▶ _Exercise_
The answer must be the data, repeated exactly.

▶ _Available data_
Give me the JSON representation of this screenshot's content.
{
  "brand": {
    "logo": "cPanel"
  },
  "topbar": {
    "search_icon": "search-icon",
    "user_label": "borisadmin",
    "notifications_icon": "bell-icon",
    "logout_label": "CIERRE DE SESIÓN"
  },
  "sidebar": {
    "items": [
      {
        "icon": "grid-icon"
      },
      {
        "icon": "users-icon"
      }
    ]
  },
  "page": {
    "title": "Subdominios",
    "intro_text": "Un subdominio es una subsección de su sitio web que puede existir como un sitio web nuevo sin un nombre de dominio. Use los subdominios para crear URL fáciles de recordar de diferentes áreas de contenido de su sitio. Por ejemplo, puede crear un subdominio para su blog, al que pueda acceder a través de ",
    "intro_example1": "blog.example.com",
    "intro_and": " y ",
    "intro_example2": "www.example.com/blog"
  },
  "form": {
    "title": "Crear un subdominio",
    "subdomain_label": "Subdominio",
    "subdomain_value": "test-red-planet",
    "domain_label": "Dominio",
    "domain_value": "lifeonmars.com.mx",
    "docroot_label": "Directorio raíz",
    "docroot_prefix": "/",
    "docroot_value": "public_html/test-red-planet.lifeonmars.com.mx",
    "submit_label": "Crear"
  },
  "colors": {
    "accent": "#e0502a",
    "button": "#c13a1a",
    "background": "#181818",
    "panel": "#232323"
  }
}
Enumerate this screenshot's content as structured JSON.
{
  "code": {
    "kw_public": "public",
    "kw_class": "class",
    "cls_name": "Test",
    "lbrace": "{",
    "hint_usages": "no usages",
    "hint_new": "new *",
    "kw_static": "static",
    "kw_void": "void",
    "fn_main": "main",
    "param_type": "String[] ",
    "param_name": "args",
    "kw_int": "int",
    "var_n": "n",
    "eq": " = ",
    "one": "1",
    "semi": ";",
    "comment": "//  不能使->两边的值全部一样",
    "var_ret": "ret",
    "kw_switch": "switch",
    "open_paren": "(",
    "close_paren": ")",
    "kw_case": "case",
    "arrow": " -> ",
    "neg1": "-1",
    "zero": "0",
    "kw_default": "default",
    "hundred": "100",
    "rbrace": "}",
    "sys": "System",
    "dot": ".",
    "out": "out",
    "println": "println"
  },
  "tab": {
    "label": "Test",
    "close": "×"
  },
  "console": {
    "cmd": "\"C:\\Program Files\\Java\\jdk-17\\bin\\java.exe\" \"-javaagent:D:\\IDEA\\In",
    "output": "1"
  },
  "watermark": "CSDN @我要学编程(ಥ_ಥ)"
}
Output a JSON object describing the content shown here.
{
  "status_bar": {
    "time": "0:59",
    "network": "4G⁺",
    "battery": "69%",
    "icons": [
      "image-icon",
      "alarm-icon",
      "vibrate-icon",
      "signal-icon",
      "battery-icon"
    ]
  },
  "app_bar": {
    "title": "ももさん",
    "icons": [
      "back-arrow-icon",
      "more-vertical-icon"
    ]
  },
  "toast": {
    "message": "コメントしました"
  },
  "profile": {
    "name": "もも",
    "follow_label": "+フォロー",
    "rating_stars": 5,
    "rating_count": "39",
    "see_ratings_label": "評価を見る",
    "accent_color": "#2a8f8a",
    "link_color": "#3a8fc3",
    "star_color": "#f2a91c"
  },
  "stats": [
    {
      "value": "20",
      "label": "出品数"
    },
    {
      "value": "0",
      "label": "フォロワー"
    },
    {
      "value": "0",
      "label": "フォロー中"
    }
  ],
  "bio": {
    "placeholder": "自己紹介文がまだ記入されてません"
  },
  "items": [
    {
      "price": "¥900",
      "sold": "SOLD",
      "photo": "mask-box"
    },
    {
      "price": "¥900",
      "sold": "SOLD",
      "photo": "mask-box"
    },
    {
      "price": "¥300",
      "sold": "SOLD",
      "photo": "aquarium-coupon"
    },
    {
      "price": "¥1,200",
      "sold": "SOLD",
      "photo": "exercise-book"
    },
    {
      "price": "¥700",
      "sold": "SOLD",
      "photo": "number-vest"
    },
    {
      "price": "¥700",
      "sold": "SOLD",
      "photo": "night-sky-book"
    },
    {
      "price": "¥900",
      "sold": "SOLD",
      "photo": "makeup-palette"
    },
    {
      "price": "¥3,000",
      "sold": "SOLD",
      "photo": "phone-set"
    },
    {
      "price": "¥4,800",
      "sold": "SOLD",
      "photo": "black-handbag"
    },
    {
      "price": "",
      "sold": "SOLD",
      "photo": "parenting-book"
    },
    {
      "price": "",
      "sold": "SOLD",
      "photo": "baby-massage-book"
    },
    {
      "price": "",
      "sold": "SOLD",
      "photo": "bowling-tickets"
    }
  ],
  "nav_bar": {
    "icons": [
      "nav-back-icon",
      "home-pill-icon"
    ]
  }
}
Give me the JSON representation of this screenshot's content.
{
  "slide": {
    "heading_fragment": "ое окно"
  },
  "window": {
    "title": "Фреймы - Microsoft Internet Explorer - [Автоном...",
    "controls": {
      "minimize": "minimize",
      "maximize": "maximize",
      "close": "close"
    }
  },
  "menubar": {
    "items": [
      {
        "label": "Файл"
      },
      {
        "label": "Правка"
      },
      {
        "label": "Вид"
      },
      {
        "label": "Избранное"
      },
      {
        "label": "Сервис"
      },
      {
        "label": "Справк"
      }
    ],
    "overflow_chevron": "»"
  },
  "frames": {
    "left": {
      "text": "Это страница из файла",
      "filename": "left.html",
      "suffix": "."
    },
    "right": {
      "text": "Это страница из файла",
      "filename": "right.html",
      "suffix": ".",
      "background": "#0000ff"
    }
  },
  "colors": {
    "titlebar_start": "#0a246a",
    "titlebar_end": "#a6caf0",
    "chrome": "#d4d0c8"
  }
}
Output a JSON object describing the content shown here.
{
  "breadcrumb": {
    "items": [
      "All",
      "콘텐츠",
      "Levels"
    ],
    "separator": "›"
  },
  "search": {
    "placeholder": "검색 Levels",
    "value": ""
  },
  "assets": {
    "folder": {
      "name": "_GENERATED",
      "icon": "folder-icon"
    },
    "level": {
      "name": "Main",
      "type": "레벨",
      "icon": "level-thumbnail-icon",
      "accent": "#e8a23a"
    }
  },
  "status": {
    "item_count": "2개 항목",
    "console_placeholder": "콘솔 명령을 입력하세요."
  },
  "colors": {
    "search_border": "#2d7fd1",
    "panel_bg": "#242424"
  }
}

▶ _Exercise answer_
Give me the JSON representation of this screenshot's content.
{
  "brand": {
    "logo": "cPanel"
  },
  "topbar": {
    "search_icon": "search-icon",
    "user_label": "borisadmin",
    "notifications_icon": "bell-icon",
    "logout_label": "CIERRE DE SESIÓN"
  },
  "sidebar": {
    "items": [
      {
        "icon": "grid-icon"
      },
      {
        "icon": "users-icon"
      }
    ]
  },
  "page": {
    "title": "Subdominios",
    "intro_text": "Un subdominio es una subsección de su sitio web que puede existir como un sitio web nuevo sin un nombre de dominio. Use los subdominios para crear URL fáciles de recordar de diferentes áreas de contenido de su sitio. Por ejemplo, puede crear un subdominio para su blog, al que pueda acceder a través de ",
    "intro_example1": "blog.example.com",
    "intro_and": " y ",
    "intro_example2": "www.example.com/blog"
  },
  "form": {
    "title": "Crear un subdominio",
    "subdomain_label": "Subdominio",
    "subdomain_value": "test-red-planet",
    "domain_label": "Dominio",
    "domain_value": "lifeonmars.com.mx",
    "docroot_label": "Directorio raíz",
    "docroot_prefix": "/",
    "docroot_value": "public_html/test-red-planet.lifeonmars.com.mx",
    "submit_label": "Crear"
  },
  "colors": {
    "accent": "#e0502a",
    "button": "#c13a1a",
    "background": "#181818",
    "panel": "#232323"
  }
}
Enumerate this screenshot's content as structured JSON.
{
  "code": {
    "kw_public": "public",
    "kw_class": "class",
    "cls_name": "Test",
    "lbrace": "{",
    "hint_usages": "no usages",
    "hint_new": "new *",
    "kw_static": "static",
    "kw_void": "void",
    "fn_main": "main",
    "param_type": "String[] ",
    "param_name": "args",
    "kw_int": "int",
    "var_n": "n",
    "eq": " = ",
    "one": "1",
    "semi": ";",
    "comment": "//  不能使->两边的值全部一样",
    "var_ret": "ret",
    "kw_switch": "switch",
    "open_paren": "(",
    "close_paren": ")",
    "kw_case": "case",
    "arrow": " -> ",
    "neg1": "-1",
    "zero": "0",
    "kw_default": "default",
    "hundred": "100",
    "rbrace": "}",
    "sys": "System",
    "dot": ".",
    "out": "out",
    "println": "println"
  },
  "tab": {
    "label": "Test",
    "close": "×"
  },
  "console": {
    "cmd": "\"C:\\Program Files\\Java\\jdk-17\\bin\\java.exe\" \"-javaagent:D:\\IDEA\\In",
    "output": "1"
  },
  "watermark": "CSDN @我要学编程(ಥ_ಥ)"
}
Output a JSON object describing the content shown here.
{
  "status_bar": {
    "time": "0:59",
    "network": "4G⁺",
    "battery": "69%",
    "icons": [
      "image-icon",
      "alarm-icon",
      "vibrate-icon",
      "signal-icon",
      "battery-icon"
    ]
  },
  "app_bar": {
    "title": "ももさん",
    "icons": [
      "back-arrow-icon",
      "more-vertical-icon"
    ]
  },
  "toast": {
    "message": "コメントしました"
  },
  "profile": {
    "name": "もも",
    "follow_label": "+フォロー",
    "rating_stars": 5,
    "rating_count": "39",
    "see_ratings_label": "評価を見る",
    "accent_color": "#2a8f8a",
    "link_color": "#3a8fc3",
    "star_color": "#f2a91c"
  },
  "stats": [
    {
      "value": "20",
      "label": "出品数"
    },
    {
      "value": "0",
      "label": "フォロワー"
    },
    {
      "value": "0",
      "label": "フォロー中"
    }
  ],
  "bio": {
    "placeholder": "自己紹介文がまだ記入されてません"
  },
  "items": [
    {
      "price": "¥900",
      "sold": "SOLD",
      "photo": "mask-box"
    },
    {
      "price": "¥900",
      "sold": "SOLD",
      "photo": "mask-box"
    },
    {
      "price": "¥300",
      "sold": "SOLD",
      "photo": "aquarium-coupon"
    },
    {
      "price": "¥1,200",
      "sold": "SOLD",
      "photo": "exercise-book"
    },
    {
      "price": "¥700",
      "sold": "SOLD",
      "photo": "number-vest"
    },
    {
      "price": "¥700",
      "sold": "SOLD",
      "photo": "night-sky-book"
    },
    {
      "price": "¥900",
      "sold": "SOLD",
      "photo": "makeup-palette"
    },
    {
      "price": "¥3,000",
      "sold": "SOLD",
      "photo": "phone-set"
    },
    {
      "price": "¥4,800",
      "sold": "SOLD",
      "photo": "black-handbag"
    },
    {
      "price": "",
      "sold": "SOLD",
      "photo": "parenting-book"
    },
    {
      "price": "",
      "sold": "SOLD",
      "photo": "baby-massage-book"
    },
    {
      "price": "",
      "sold": "SOLD",
      "photo": "bowling-tickets"
    }
  ],
  "nav_bar": {
    "icons": [
      "nav-back-icon",
      "home-pill-icon"
    ]
  }
}
Give me the JSON representation of this screenshot's content.
{
  "slide": {
    "heading_fragment": "ое окно"
  },
  "window": {
    "title": "Фреймы - Microsoft Internet Explorer - [Автоном...",
    "controls": {
      "minimize": "minimize",
      "maximize": "maximize",
      "close": "close"
    }
  },
  "menubar": {
    "items": [
      {
        "label": "Файл"
      },
      {
        "label": "Правка"
      },
      {
        "label": "Вид"
      },
      {
        "label": "Избранное"
      },
      {
        "label": "Сервис"
      },
      {
        "label": "Справк"
      }
    ],
    "overflow_chevron": "»"
  },
  "frames": {
    "left": {
      "text": "Это страница из файла",
      "filename": "left.html",
      "suffix": "."
    },
    "right": {
      "text": "Это страница из файла",
      "filename": "right.html",
      "suffix": ".",
      "background": "#0000ff"
    }
  },
  "colors": {
    "titlebar_start": "#0a246a",
    "titlebar_end": "#a6caf0",
    "chrome": "#d4d0c8"
  }
}
Output a JSON object describing the content shown here.
{
  "breadcrumb": {
    "items": [
      "All",
      "콘텐츠",
      "Levels"
    ],
    "separator": "›"
  },
  "search": {
    "placeholder": "검색 Levels",
    "value": ""
  },
  "assets": {
    "folder": {
      "name": "_GENERATED",
      "icon": "folder-icon"
    },
    "level": {
      "name": "Main",
      "type": "레벨",
      "icon": "level-thumbnail-icon",
      "accent": "#e8a23a"
    }
  },
  "status": {
    "item_count": "2개 항목",
    "console_placeholder": "콘솔 명령을 입력하세요."
  },
  "colors": {
    "search_border": "#2d7fd1",
    "panel_bg": "#242424"
  }
}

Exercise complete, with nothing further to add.